Sophie Hall, Research Manager
With technology becoming integral to how we learn, Learning and Work Institute is partnering with Ufi VocTech Trust to identify key trends in the development, deployment and use of technology in adult learning.
As part of our multi-year partnership, questions were included in this year’s Adult Participation in Learning Survey to explore how adults use technology for learning, how this can support them to learn, and the kinds of technology they are comfortable using in their learning, work and wider life.
This blog explores the key takeaways from these questions and their implications for supporting adults into learning and work.
1) Most current and recent learners have used technology as part of their learning
Almost all adults (95 per cent) who had learned during the last three years had used technology while learning. This finding is consistent with the results from the wider survey, which shows an increase in online learning year-on-year, particularly since the Coronavirus pandemic.
However, the types of technology used by adults varied widely. The most common uses of technology were watching online videos (46 per cent), completing online assessments (40 per cent), and sending and receiving emails (38 per cent). Fewer had used more formal learning technologies such as video calls/webinars (35 per cent) or online learning platforms (33 per cent), perhaps owing to the high proportion of survey respondents learning for leisure and learning independently.
2) Many adults lack confidence using technology for learning or work
Despite the high proportion of adults using technology while learning, the survey reveals a lack of confidence using technology to learn and work. When it comes to commonplace technologies such as email, smartphones, laptops/desktop computers and online search engines, adults say they are more confident using these in their everyday lives than for learning or work. For example, while 69 per cent of adults say they are confident using email in their everyday life, this decreases to 58 per cent who are confident using email for work and 56 per cent who are confident using email for learning.

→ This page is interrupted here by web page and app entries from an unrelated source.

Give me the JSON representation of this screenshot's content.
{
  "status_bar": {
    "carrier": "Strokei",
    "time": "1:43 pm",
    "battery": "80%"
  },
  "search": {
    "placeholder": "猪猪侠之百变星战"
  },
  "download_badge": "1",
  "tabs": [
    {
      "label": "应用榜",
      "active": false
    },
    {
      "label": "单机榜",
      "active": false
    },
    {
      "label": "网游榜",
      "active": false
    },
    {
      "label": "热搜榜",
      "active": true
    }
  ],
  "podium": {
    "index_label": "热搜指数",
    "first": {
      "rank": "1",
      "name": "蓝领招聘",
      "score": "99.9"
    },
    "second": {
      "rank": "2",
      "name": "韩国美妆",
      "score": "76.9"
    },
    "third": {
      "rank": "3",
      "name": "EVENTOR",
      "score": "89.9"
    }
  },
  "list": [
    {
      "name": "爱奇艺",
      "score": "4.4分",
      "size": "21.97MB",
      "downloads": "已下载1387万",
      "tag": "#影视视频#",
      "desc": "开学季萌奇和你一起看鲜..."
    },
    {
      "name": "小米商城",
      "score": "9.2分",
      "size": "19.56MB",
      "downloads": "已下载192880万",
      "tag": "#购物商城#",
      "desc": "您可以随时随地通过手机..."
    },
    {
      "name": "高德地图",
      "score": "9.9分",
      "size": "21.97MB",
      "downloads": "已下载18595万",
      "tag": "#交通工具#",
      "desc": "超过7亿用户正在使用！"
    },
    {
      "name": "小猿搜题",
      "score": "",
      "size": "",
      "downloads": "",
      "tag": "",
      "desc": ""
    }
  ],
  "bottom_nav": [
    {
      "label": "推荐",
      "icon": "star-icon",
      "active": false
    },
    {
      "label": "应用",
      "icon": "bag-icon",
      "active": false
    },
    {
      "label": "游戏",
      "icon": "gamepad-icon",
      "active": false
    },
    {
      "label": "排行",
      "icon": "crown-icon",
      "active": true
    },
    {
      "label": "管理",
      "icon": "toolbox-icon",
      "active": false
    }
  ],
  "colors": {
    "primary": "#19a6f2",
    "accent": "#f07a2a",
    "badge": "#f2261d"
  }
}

Confidence in using technologies more specific to learning and work is also low; just two in five adults are confident in joining video meetings for work (40 per cent) or learning (39 per cent), while only three in ten (31 per cent) are confident using online platforms to learn. This is concerning, given that these technologies have become embedded in learning and work settings since the Coronavirus pandemic.
Adults who we know from the wider survey are least likely to say they have taken part in learning are also most likely to indicate they lack confidence in using technology for learning and work. This includes older adults, those with low or no formal qualifications, people who are unemployed, and those in lower socio-economic grades.
A lack of confidence using technology can present barriers to accessing, succeeding and progressing in learning and employment. Structured support is therefore vital when introducing new technologies to work and learning settings, or when onboarding new learners or staff members, particularly for groups of adults most likely to experience barriers.
3) Technology can enable adults to learn and enhance their learning experience
Adults who had used technology to learn identified a range of benefits of doing so. These related to both enabling learning – for example, by making it easier to learn at home (48 per cent), at a convenient time (43 per cent) or at their own level and pace (40 per cent), and enhancing learning – for example, by making learning more interesting (29 per cent) and increasing adult’s confidence (25 per cent) and motivation (24 per cent) to learn.
Adults who had not used technology to learn in the last three years were less likely to identify potential benefits of using technology – 77 per cent identified at least one potential benefit, compared to 97 per cent of adults who had used technology to learn identifying at least one benefit of doing so. This demonstrates a need to proactively demonstrate and communicate the benefits of technology to engage more adults in learning.
4) Adults are beginning to engage with emerging technologies to learn
Emerging technologies offer exciting possibilities for engaging and supporting adults to learn. A considerable minority of survey respondents indicated that they had already engaged with AI (14 per cent) and virtual reality (VR) (9 per cent) as part of their learning. Men were more likely than women to say they have used both AI (17 per cent compared to 11 per cent) and VR (10 per cent compared to 8 per cent). It will be interesting to explore how these figures change over the next few years as these technologies become more established, and whether the benefits of these technologies are equally accessible to all.
Learning and Work Institute and Ufi VocTech Trust are currently developing a programme of place-based collaborations to support more adults into learning, and a grant call to support digital solutions to barriers to accessing learning. The findings from this survey offer important considerations for shaping this work and ensuring that digital solutions are well-designed and accessible.
We also plan to continue including these questions in the Participation in Learning Survey in future years, to track how engagement and confidence with technology is changing over time.